JEANERETTE — The Jeanerette Board of Aldermen discussed giving raises to the city’s dispatchers after Alderman Clarence Clark extended the agenda to discuss the topic.
Clark said that Jeanerette’s dispatchers not only work for the Jeanerette Police Department, but also take calls for the Jeanerette City Marshal’s Office and Jeanerette Public Works Department and takes calls after City Hall closes on Fridays.
The dispatchers also only make about $8 per hour.
“Our young ladies do more work than any law enforcement agency within a 50 mile radius, and they are the lowest paid,” Clark said.
After talking to other law enforcement agencies in the Teche Area, Clark said Jeanerette’s dispatchers are “totally underpaid” for the amount of work that they do.
“Our dispatchers work 84 hours and only make $8 an hour,” Clark said. “After taxes some barely bring home $320 every two weeks. We have a serious issue.”
The alderman hoped that the board would find a way to give a pay increase to the dispatchers.
Mayor Carol Bourgeois Jr. said that he “wholeheartedly agreed” with Clark, and said that he even advocated for the dispatchers when departments were on the chopping block during Jeanerette’s fiscal administration.

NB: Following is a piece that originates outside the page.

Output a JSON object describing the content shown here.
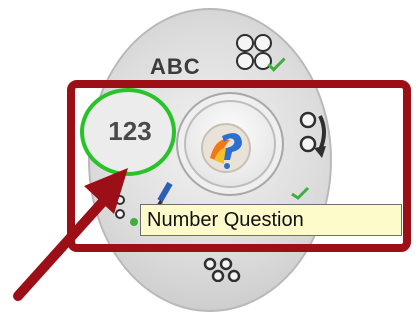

However, Bourgeois said that any raise for city employees should be done uniformly for all employees, and it should also be sustainable.
“I’ve had discussions with our budget director to look at how we can do this uniformly,” Bourgeois said. “When our funds look stronger and better, hopefully we can give a raise to all our employees.”

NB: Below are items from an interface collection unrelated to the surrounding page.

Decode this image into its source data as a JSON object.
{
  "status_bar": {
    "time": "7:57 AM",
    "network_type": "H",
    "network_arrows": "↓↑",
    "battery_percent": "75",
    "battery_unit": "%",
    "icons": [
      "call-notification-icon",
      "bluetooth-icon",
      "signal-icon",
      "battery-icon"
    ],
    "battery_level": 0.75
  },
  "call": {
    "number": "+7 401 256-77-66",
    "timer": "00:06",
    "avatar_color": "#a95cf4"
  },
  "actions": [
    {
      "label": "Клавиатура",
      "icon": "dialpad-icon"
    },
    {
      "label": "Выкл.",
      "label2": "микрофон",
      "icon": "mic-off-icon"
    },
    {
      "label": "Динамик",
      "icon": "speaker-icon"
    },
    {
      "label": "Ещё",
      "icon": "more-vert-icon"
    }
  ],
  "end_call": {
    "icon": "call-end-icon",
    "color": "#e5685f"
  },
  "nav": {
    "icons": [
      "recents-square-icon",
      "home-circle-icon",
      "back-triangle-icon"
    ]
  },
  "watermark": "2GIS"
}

Clark said that the board of aldermen has the power to amend the budget, and something had to be done.
“For six years I’ve been advocating a raise for these young ladies, and we lose good dispatchers to other places,” Clark said. “We train them and they go somewhere else with our experience.”
Bourgeois said he wouldn’t dismiss the idea, and Alderman Louis Lancon said the request should go before the finance committee.
“The time to look at this is March because we already put the budget in place,” Lancon said. “We can amend but March is really when you dig down deep and look at the numbers.”